- Goal: Protect an area of about 5,000 hectares composed of forest and savanna vegetation.
- Timeline: Three years.
- Budget: Central African Franks (XAF) 120,000,000
- Process: Complete a Community Forestry feasibility study, secure funding, develop a Simple Management Plan (SMP) signed by the government and community representatives, create the community forest, and support the implementation of the simple management plan, develop conservation education packages to improve forest management.
Forest regeneration through tree planting:
- Goal: Reforest 100 hectares annually with 50,000 seedlings of native tree species and supply 3,000 seedlings for tourists and volunteer planting.
- Timeline: 15-year community-led plan.
- Budget: XAF 25,000,000 annually
- Process: Run community nurseries, train, and equip local tree planting Associations, build the tree planting capacity of the local population, integrate reforestation into tourist and volunteer visits, and post-tree planting management/monitoring for survival.
Establish a Village Forest Management Committee (VFMC):
- Goal: Create a VFMC as the main village conservation and livelihood development authority in Somié.
- Budget: XAF 18,000,000 for 15 years (XAF 1,200,000 annually)
- Process: Constitution of members, building capacity of members, support monthly meetings of members, support field visits to supervise reforestation and chimpanzee conservation work and to sensitize the public on the VFMC’s work.
In practice, the VFMC will be charged with making decisions on all aspects of land use and forest management.

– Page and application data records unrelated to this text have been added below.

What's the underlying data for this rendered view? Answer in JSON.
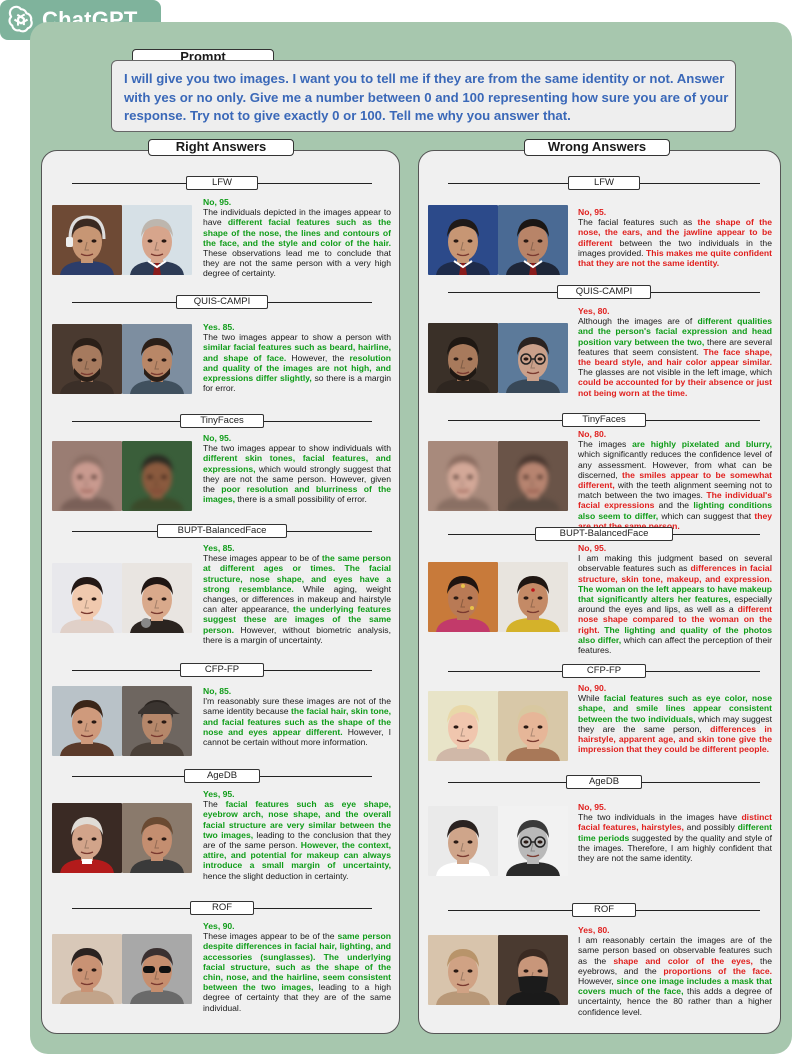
{
  "brand": {
    "name": "ChatGPT",
    "logo_icon": "openai-logo-icon",
    "tab_color": "#7fb39c",
    "panel_color": "#a7c7ae"
  },
  "prompt": {
    "label": "Prompt",
    "text": "I will give you two images. I want you to tell me if they are from the same identity or not. Answer with yes or no only. Give me a number between 0 and 100 representing how sure you are of your response. Try not to give exactly 0 or 100. Tell me why you answer that."
  },
  "columns": {
    "right": "Right Answers",
    "wrong": "Wrong Answers"
  },
  "colors": {
    "correct": "#0f9c18",
    "incorrect": "#e0201e",
    "prompt_text": "#3a68b8"
  },
  "right": [
    {
      "dataset": "LFW",
      "answer": "No, 95.",
      "verdict": "correct",
      "segments": [
        {
          "s": "The individuals depicted in the images appear to have ",
          "c": ""
        },
        {
          "s": "different facial features such as the shape of the nose, the lines and contours of the face, and the style and color of the hair.",
          "c": "g"
        },
        {
          "s": " These observations lead me to conclude that they are not the same person with a very high degree of certainty.",
          "c": ""
        }
      ]
    },
    {
      "dataset": "QUIS-CAMPI",
      "answer": "Yes. 85.",
      "verdict": "correct",
      "segments": [
        {
          "s": "The two images appear to show a person with ",
          "c": ""
        },
        {
          "s": "similar facial features such as beard, hairline, and shape of face.",
          "c": "g"
        },
        {
          "s": " However, the ",
          "c": ""
        },
        {
          "s": "resolution and quality of the images are not high, and expressions differ slightly,",
          "c": "g"
        },
        {
          "s": " so there is a margin for error.",
          "c": ""
        }
      ]
    },
    {
      "dataset": "TinyFaces",
      "answer": "No, 95.",
      "verdict": "correct",
      "segments": [
        {
          "s": "The two images appear to show individuals with ",
          "c": ""
        },
        {
          "s": "different skin tones, facial features, and expressions,",
          "c": "g"
        },
        {
          "s": " which would strongly suggest that they are not the same person. However, given the ",
          "c": ""
        },
        {
          "s": "poor resolution and blurriness of the images,",
          "c": "g"
        },
        {
          "s": " there is a small possibility of error.",
          "c": ""
        }
      ]
    },
    {
      "dataset": "BUPT-BalancedFace",
      "answer": "Yes, 85.",
      "verdict": "correct",
      "segments": [
        {
          "s": "These images appear to be of ",
          "c": ""
        },
        {
          "s": "the same person at different ages or times. The facial structure, nose shape, and eyes have a strong resemblance.",
          "c": "g"
        },
        {
          "s": " While aging, weight changes, or differences in makeup and hairstyle can alter appearance, ",
          "c": ""
        },
        {
          "s": "the underlying features suggest these are images of the same person.",
          "c": "g"
        },
        {
          "s": " However, without biometric analysis, there is a margin of uncertainty.",
          "c": ""
        }
      ]
    },
    {
      "dataset": "CFP-FP",
      "answer": "No, 85.",
      "verdict": "correct",
      "segments": [
        {
          "s": "I'm reasonably sure these images are not of the same identity because ",
          "c": ""
        },
        {
          "s": "the facial hair, skin tone, and facial features such as the shape of the nose and eyes appear different.",
          "c": "g"
        },
        {
          "s": " However, I cannot be certain without more information.",
          "c": ""
        }
      ]
    },
    {
      "dataset": "AgeDB",
      "answer": "Yes, 95.",
      "verdict": "correct",
      "segments": [
        {
          "s": "The ",
          "c": ""
        },
        {
          "s": "facial features such as eye shape, eyebrow arch, nose shape, and the overall facial structure are very similar between the two images,",
          "c": "g"
        },
        {
          "s": " leading to the conclusion that they are of the same person. ",
          "c": ""
        },
        {
          "s": "However, the context, attire, and potential for makeup can always introduce a small margin of uncertainty,",
          "c": "g"
        },
        {
          "s": " hence the slight deduction in certainty.",
          "c": ""
        }
      ]
    },
    {
      "dataset": "ROF",
      "answer": "Yes, 90.",
      "verdict": "correct",
      "segments": [
        {
          "s": "These images appear to be of the ",
          "c": ""
        },
        {
          "s": "same person despite differences in facial hair, lighting, and accessories (sunglasses). The underlying facial structure, such as the shape of the chin, nose, and the hairline, seem consistent between the two images,",
          "c": "g"
        },
        {
          "s": " leading to a high degree of certainty that they are of the same individual.",
          "c": ""
        }
      ]
    }
  ],
  "wrong": [
    {
      "dataset": "LFW",
      "answer": "No, 95.",
      "verdict": "incorrect",
      "segments": [
        {
          "s": "The facial features such as ",
          "c": ""
        },
        {
          "s": "the shape of the nose, the ears, and the jawline appear to be different",
          "c": "r"
        },
        {
          "s": " between the two individuals in the images provided. ",
          "c": ""
        },
        {
          "s": "This makes me quite confident that they are not the same identity.",
          "c": "r"
        }
      ]
    },
    {
      "dataset": "QUIS-CAMPI",
      "answer": "Yes, 80.",
      "verdict": "incorrect",
      "segments": [
        {
          "s": "Although the images are of ",
          "c": ""
        },
        {
          "s": "different qualities and the person's facial expression and head position vary between the two,",
          "c": "g"
        },
        {
          "s": " there are several features that seem consistent. ",
          "c": ""
        },
        {
          "s": "The face shape, the beard style, and hair color appear similar.",
          "c": "r"
        },
        {
          "s": " The glasses are not visible in the left image, which ",
          "c": ""
        },
        {
          "s": "could be accounted for by their absence or just not being worn at the time.",
          "c": "r"
        }
      ]
    },
    {
      "dataset": "TinyFaces",
      "answer": "No, 80.",
      "verdict": "incorrect",
      "segments": [
        {
          "s": "The images ",
          "c": ""
        },
        {
          "s": "are highly pixelated and blurry,",
          "c": "g"
        },
        {
          "s": " which significantly reduces the confidence level of any assessment. However, from what can be discerned, ",
          "c": ""
        },
        {
          "s": "the smiles appear to be somewhat different,",
          "c": "r"
        },
        {
          "s": " with the teeth alignment seeming not to match between the two images. ",
          "c": ""
        },
        {
          "s": "The individual's facial expressions",
          "c": "r"
        },
        {
          "s": " and the ",
          "c": ""
        },
        {
          "s": "lighting conditions also seem to differ,",
          "c": "g"
        },
        {
          "s": " which can suggest that ",
          "c": ""
        },
        {
          "s": "they are not the same person.",
          "c": "r"
        }
      ]
    },
    {
      "dataset": "BUPT-BalancedFace",
      "answer": "No, 95.",
      "verdict": "incorrect",
      "segments": [
        {
          "s": "I am making this judgment based on several observable features such as ",
          "c": ""
        },
        {
          "s": "differences in facial structure, skin tone, makeup, and expression.",
          "c": "r"
        },
        {
          "s": " ",
          "c": ""
        },
        {
          "s": "The woman on the left appears to have makeup that significantly alters her features,",
          "c": "g"
        },
        {
          "s": " especially around the eyes and lips, as well as a ",
          "c": ""
        },
        {
          "s": "different nose shape compared to the woman on the right.",
          "c": "r"
        },
        {
          "s": " ",
          "c": ""
        },
        {
          "s": "The lighting and quality of the photos also differ,",
          "c": "g"
        },
        {
          "s": " which can affect the perception of their features.",
          "c": ""
        }
      ]
    },
    {
      "dataset": "CFP-FP",
      "answer": "No, 90.",
      "verdict": "incorrect",
      "segments": [
        {
          "s": "While ",
          "c": ""
        },
        {
          "s": "facial features such as eye color, nose shape, and smile lines appear consistent between the two individuals,",
          "c": "g"
        },
        {
          "s": " which may suggest they are the same person, ",
          "c": ""
        },
        {
          "s": "differences in hairstyle, apparent age, and skin tone give the impression that they could be different people.",
          "c": "r"
        }
      ]
    },
    {
      "dataset": "AgeDB",
      "answer": "No, 95.",
      "verdict": "incorrect",
      "segments": [
        {
          "s": "The two individuals in the images have ",
          "c": ""
        },
        {
          "s": "distinct facial features, hairstyles,",
          "c": "r"
        },
        {
          "s": " and possibly ",
          "c": ""
        },
        {
          "s": "different time periods",
          "c": "g"
        },
        {
          "s": " suggested by the quality and style of the images. Therefore, I am highly confident that they are not the same identity.",
          "c": ""
        }
      ]
    },
    {
      "dataset": "ROF",
      "answer": "Yes, 80.",
      "verdict": "incorrect",
      "segments": [
        {
          "s": "I am reasonably certain the images are of the same person based on observable features such as the ",
          "c": ""
        },
        {
          "s": "shape and color of the eyes,",
          "c": "r"
        },
        {
          "s": " the eyebrows, and the ",
          "c": ""
        },
        {
          "s": "proportions of the face.",
          "c": "r"
        },
        {
          "s": " However, ",
          "c": ""
        },
        {
          "s": "since one image includes a mask that covers much of the face,",
          "c": "g"
        },
        {
          "s": " this adds a degree of uncertainty, hence the 80 rather than a higher confidence level.",
          "c": ""
        }
      ]
    }
  ],
  "faces": {
    "right": [
      [
        {
          "bg": "#6e4a35",
          "skin": "#c79674",
          "hair": "#3a2a22",
          "shirt": "#2c3d6a",
          "acc": "headset"
        },
        {
          "bg": "#d6e0e6",
          "skin": "#d7a58c",
          "hair": "#bdb6ae",
          "shirt": "#2d3b55",
          "acc": "tie"
        }
      ],
      [
        {
          "bg": "#4a3a30",
          "skin": "#a67a5e",
          "hair": "#2a1f18",
          "shirt": "#3b2f28",
          "acc": "beard"
        },
        {
          "bg": "#7d8ea0",
          "skin": "#b98767",
          "hair": "#2b1f18",
          "shirt": "#40505e",
          "acc": "beard"
        }
      ],
      [
        {
          "bg": "#9a7d73",
          "skin": "#c99a8f",
          "hair": "#8a6e64",
          "shirt": "#7a6058",
          "acc": "blur"
        },
        {
          "bg": "#3a5e3a",
          "skin": "#8a5a3e",
          "hair": "#2a2a22",
          "shirt": "#3a4a2a",
          "acc": "blur"
        }
      ],
      [
        {
          "bg": "#e8e8ec",
          "skin": "#f0c9ae",
          "hair": "#231815",
          "shirt": "#e0d0c8",
          "acc": ""
        },
        {
          "bg": "#e9e5e1",
          "skin": "#d9a98b",
          "hair": "#1f1512",
          "shirt": "#2b2420",
          "acc": "mic"
        }
      ],
      [
        {
          "bg": "#b9c2c8",
          "skin": "#cf9a7c",
          "hair": "#3a2518",
          "shirt": "#5a3a2a",
          "acc": ""
        },
        {
          "bg": "#6e6660",
          "skin": "#b5876a",
          "hair": "#2a2420",
          "shirt": "#4a4038",
          "acc": "cap"
        }
      ],
      [
        {
          "bg": "#3a2a24",
          "skin": "#d2a48a",
          "hair": "#e0dcd6",
          "shirt": "#b31b1b",
          "acc": "collar"
        },
        {
          "bg": "#8a7a6c",
          "skin": "#c48e70",
          "hair": "#6a4a32",
          "shirt": "#3a3a3a",
          "acc": ""
        }
      ],
      [
        {
          "bg": "#d8c8b8",
          "skin": "#c99274",
          "hair": "#2a2220",
          "shirt": "#c2a48a",
          "acc": ""
        },
        {
          "bg": "#a8a8a8",
          "skin": "#c68e6e",
          "hair": "#3a3030",
          "shirt": "#6a6a6a",
          "acc": "sunglasses"
        }
      ]
    ],
    "wrong": [
      [
        {
          "bg": "#2c4a8a",
          "skin": "#c79674",
          "hair": "#1f1a18",
          "shirt": "#1e2b4a",
          "acc": "tie"
        },
        {
          "bg": "#4a6a94",
          "skin": "#b88468",
          "hair": "#1a1614",
          "shirt": "#1e2638",
          "acc": "tie"
        }
      ],
      [
        {
          "bg": "#3a3028",
          "skin": "#a87a5c",
          "hair": "#1f1813",
          "shirt": "#2e2620",
          "acc": "beard"
        },
        {
          "bg": "#5c7a9a",
          "skin": "#caa08a",
          "hair": "#2a2220",
          "shirt": "#384858",
          "acc": "glasses"
        }
      ],
      [
        {
          "bg": "#a88a7c",
          "skin": "#d3a898",
          "hair": "#8a6c60",
          "shirt": "#8a7064",
          "acc": "blur"
        },
        {
          "bg": "#6a5448",
          "skin": "#b78470",
          "hair": "#4a3830",
          "shirt": "#5a4a40",
          "acc": "blur"
        }
      ],
      [
        {
          "bg": "#c87a3a",
          "skin": "#b97a55",
          "hair": "#1f1410",
          "shirt": "#c23a6a",
          "acc": "jewel"
        },
        {
          "bg": "#e8e4de",
          "skin": "#c48a66",
          "hair": "#1f1612",
          "shirt": "#d4b22a",
          "acc": "bindi"
        }
      ],
      [
        {
          "bg": "#e8e4c8",
          "skin": "#f0c6ae",
          "hair": "#e8d8a8",
          "shirt": "#d0b8a8",
          "acc": ""
        },
        {
          "bg": "#d8c8a8",
          "skin": "#e6b698",
          "hair": "#d8c8a0",
          "shirt": "#a87858",
          "acc": ""
        }
      ],
      [
        {
          "bg": "#eaeaea",
          "skin": "#cfa58a",
          "hair": "#2a2220",
          "shirt": "#ffffff",
          "acc": ""
        },
        {
          "bg": "#f2f2f2",
          "skin": "#b9b9b9",
          "hair": "#3a3a3a",
          "shirt": "#2a2a2a",
          "acc": "glasses"
        }
      ],
      [
        {
          "bg": "#d8c4ac",
          "skin": "#d0a284",
          "hair": "#b8946a",
          "shirt": "#b89878",
          "acc": ""
        },
        {
          "bg": "#4a3a30",
          "skin": "#c8967a",
          "hair": "#3a2a22",
          "shirt": "#1a1a1a",
          "acc": "mask"
        }
      ]
    ]
  }
}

The VFMC will be the main instrument of wildlife management in the village and will work closely with CBBM and the government to ensure effective management of the community forest and protection of wildlife habitat. It will consist of 11 elected people from the village and will be chaired by the village or one of his deputies.
Train and recruit community members for a community-led chimpanzee guardianship program:
- Goal: Recruit five chimpanzee guardians to carry out monthly chimpanzee monitoring.
- Budget: Approximately XAF 7,000,000 annually
- Process: Train guardians in wildlife monitoring tools (GPS, compass, rugged smartphones with Sapelli software, and/or camera traps) and data collection techniques and provide them with incentives to conduct monthly chimpanzee patrol and report threats to the Village Forest Management Committee (VFMC).
Support livelihood and ecotourism:
- Goal: enhance community livelihoods and promote ecotourism in the region.
- Budget: To be determined
- Process: Finalize ongoing feasibility studies to explore potential activities and their impact on the local economy and environment. Develop livelihood support programs with options that include apiculture, pisciculture, tourism, and agroforestry.
This comprehensive list of interconnected activities showcases the dedication of CBBM and the Somié community to address conservation and development challenges in the region. By working together, we can protect and restore forests, empower the local population, and create sustainable economic opportunities for generations to come.
Monitoring and evaluation
CBBM will employ the Standardized Protocol for Evaluating Community Conservation Success (SPECC) methodology developed by the Wilder Institute to carefully monitor, evaluate, and measure the impact of this work. The SPECC methodology, described in a publication available at https://esajournals.onlinelibrary.wiley.com/doi/10.1002/eap.1788, provides a robust framework that will enable us to systematically record learnings, share outcomes, and adapt approaches when necessary to follow best practices. Throughout the program, we will engage the local people in a continuous consultation process, ensuring they have adequate time to understand, raise awareness in their communities, address concerns, and make informed decisions. By implementing this comprehensive evaluation tool and fostering active community consultation and participation, we will assess project performance against well-defined indicators, track progress toward conservation and socio-economic goals, and ensure continuous improvement through iterative learning, ultimately maximizing the impact of our project on both the wildlife and the people of Somié.